08/08/2012 12:56 BST | Updated 08/10/2012 06:12 BST

'The Long Good Friday' Star Bob Hoskins Announces Retirement, Reveals He Is Suffering From Parkinson's Disease

Bob Hoskins has announced his retirement from the big screen, and revealed that he is suffering from Parkinson's Disease.

bob hoskins

Bob Hoskins has been a distinctive British presence on the screen in a career lasting 40 years

He released a statement today through his agent, which read:

"He wishes to thank all the great and brilliant people he has worked with over the years, and all of his fans who have supported him during a wonderful career.

"Bob is now looking forward to his retirement with his family, and would greatly appreciate that his privacy be respected at this time."

The much-loved British actor made the announcement, only three months after the release of his latest films, the London-based drama Outside Bet, about a group of printers who bet on a horse, and the Hollywood epic, Snow White and the Huntsman.

It is a double-dose swansong that sums up the popular actor's diverse career, lasting more than 40 years.

He was brought up in Finsbury Park, north London, and has never forgotten his native roots, appearing in a string of British-based films, including The Long Good Fridayand Made in Dagenham.

He earned an Oscar nomination for his work in Mona Lisa (1986), where he played valiant everyman George, teaming up with an enigmatic call-girl.

His role in the 2005 Mrs Henderson Presents brought him a Golden Globe nomination.

And he has also answered the call of Hollywood, proving a reassuring presence in films such as The Cotton Club, Brazil, Mermaids, Who Framed Roger Rabbit, Hook, Nixon, Maid in Manhattan and Enemy at the Gates.

On TV, his hits have included Softly Softly, Van Der Valk and Dennis Potter's celebrated drama Pennies From Heaven.

And he finally got a big gong in 2010, earning an International Emmy Award for his role of publican in Jimmy McGovern's drama serial The Street.

In an interview with Metro newspaper three months ago, he said he had tried retiring several times, but his wife wouldn't let him, she "wanted him out of the house".

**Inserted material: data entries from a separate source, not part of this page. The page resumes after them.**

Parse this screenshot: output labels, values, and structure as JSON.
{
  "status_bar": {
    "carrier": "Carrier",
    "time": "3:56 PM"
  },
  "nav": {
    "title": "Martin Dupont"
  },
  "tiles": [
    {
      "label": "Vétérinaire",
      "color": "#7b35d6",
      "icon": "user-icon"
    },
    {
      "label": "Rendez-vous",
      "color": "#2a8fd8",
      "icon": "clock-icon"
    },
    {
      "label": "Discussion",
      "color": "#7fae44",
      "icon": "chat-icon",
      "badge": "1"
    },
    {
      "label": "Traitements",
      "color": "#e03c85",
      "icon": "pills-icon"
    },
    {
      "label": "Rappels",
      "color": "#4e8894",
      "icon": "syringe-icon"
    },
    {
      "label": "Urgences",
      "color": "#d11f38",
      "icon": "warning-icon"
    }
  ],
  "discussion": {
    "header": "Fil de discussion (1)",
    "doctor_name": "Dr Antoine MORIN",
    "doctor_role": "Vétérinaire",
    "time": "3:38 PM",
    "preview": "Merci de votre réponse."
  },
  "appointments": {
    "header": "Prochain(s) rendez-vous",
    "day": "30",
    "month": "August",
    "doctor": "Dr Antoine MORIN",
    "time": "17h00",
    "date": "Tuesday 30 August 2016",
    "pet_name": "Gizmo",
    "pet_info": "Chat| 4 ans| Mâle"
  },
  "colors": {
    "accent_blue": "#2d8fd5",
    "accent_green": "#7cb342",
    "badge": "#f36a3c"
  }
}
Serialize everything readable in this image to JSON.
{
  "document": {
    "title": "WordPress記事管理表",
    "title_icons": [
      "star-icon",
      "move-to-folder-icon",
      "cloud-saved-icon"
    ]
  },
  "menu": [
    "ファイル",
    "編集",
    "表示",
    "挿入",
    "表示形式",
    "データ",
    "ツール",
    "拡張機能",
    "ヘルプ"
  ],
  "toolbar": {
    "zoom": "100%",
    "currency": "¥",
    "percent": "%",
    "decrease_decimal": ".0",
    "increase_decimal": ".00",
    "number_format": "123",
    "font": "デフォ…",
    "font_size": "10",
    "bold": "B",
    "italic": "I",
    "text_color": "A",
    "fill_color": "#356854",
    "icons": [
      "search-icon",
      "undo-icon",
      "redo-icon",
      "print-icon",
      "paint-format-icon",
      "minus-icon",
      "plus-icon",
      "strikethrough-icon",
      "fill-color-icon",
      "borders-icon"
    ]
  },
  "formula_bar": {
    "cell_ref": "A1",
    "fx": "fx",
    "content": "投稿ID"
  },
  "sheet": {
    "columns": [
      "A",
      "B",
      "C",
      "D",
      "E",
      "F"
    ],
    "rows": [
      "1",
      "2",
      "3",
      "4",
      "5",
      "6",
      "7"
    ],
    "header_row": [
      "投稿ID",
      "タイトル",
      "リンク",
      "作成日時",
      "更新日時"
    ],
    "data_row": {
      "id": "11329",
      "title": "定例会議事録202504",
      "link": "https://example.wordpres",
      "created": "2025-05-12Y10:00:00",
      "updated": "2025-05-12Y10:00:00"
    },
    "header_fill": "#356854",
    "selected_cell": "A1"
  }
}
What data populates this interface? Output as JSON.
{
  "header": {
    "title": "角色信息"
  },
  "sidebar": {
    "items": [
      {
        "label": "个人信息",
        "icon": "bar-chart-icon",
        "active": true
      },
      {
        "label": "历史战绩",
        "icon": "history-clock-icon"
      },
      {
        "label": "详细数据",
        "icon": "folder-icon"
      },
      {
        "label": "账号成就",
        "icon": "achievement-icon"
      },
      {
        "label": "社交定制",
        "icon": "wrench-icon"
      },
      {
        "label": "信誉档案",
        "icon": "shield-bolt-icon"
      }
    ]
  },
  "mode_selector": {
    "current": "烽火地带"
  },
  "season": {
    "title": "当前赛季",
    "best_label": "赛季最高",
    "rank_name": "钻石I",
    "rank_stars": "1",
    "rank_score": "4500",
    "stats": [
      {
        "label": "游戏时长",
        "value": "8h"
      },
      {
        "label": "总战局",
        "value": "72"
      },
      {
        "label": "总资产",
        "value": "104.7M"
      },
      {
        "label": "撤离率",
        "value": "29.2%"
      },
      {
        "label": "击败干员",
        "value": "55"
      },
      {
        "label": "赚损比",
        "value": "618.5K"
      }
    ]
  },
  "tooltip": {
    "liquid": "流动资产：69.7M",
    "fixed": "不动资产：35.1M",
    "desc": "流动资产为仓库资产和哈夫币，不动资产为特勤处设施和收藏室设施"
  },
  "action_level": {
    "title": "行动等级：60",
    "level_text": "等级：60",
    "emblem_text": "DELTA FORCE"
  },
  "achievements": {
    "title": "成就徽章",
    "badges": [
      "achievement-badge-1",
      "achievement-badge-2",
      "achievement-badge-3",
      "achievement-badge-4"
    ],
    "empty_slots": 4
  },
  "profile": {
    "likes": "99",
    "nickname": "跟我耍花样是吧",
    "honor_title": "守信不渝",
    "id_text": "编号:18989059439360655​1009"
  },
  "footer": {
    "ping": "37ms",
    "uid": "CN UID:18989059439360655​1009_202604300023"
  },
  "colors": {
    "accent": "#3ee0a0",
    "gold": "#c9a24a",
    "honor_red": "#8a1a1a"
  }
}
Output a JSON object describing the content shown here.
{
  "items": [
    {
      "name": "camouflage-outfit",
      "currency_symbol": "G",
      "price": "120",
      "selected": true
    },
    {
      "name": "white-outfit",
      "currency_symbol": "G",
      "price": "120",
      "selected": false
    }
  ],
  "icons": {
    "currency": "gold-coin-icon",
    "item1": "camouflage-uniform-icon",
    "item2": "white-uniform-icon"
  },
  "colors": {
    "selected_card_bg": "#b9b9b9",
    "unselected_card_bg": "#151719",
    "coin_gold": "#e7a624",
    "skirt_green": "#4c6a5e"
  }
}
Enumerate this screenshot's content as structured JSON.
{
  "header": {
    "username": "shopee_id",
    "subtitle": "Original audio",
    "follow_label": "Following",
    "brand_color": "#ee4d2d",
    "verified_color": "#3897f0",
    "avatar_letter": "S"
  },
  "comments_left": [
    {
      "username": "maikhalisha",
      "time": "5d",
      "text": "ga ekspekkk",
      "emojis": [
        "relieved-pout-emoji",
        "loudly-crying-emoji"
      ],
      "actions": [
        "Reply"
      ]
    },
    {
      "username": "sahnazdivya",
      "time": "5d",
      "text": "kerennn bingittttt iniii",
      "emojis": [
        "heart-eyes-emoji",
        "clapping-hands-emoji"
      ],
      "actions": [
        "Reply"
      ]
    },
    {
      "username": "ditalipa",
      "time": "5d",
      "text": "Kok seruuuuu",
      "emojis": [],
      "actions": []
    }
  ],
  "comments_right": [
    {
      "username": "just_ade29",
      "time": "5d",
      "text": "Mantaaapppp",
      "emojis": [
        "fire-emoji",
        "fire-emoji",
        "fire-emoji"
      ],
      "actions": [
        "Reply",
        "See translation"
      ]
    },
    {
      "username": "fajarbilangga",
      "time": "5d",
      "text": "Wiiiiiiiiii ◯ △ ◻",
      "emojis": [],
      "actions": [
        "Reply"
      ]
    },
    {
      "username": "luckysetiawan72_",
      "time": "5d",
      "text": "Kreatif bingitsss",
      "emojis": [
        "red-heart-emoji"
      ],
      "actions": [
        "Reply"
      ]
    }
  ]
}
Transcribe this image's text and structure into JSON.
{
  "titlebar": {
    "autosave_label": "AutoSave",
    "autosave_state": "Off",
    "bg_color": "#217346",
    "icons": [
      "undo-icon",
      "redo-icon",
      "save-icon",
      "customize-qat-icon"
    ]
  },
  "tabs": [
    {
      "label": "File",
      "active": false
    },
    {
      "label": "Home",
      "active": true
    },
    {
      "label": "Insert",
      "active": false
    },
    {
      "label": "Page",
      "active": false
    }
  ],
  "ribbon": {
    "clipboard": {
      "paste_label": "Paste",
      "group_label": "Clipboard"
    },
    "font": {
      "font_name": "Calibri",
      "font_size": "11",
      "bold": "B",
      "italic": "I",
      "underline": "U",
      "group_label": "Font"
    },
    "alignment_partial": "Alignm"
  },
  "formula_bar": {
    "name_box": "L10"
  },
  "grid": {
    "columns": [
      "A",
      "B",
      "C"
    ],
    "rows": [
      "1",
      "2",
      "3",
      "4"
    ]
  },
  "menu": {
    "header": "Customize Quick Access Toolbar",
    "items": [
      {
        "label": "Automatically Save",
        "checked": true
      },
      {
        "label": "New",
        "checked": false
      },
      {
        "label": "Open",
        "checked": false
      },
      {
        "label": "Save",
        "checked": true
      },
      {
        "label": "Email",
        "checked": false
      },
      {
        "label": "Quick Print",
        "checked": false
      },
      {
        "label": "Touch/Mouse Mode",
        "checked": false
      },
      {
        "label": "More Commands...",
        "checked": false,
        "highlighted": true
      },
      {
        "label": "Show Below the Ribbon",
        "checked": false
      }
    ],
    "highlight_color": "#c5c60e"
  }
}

A spokesperson for Parkinson's UK said:

"We are sorry to learn that Bob Hoskins has been diagnosed with Parkinson's.

"He is joining 127,000 people in the UK currently living with the condition. Parkinson's is a progressive condition that affects everybody differently.

"Many people can live a full and active life with their diagnosis of Parkinson's. However, it does affect some people quickly and severely.

"The important thing is that there is plenty of support available. If anyone would like advice or support about Parkinson's they can call our free, confidential helpline 0808 800 0303 or www.parkinsons.org.uk "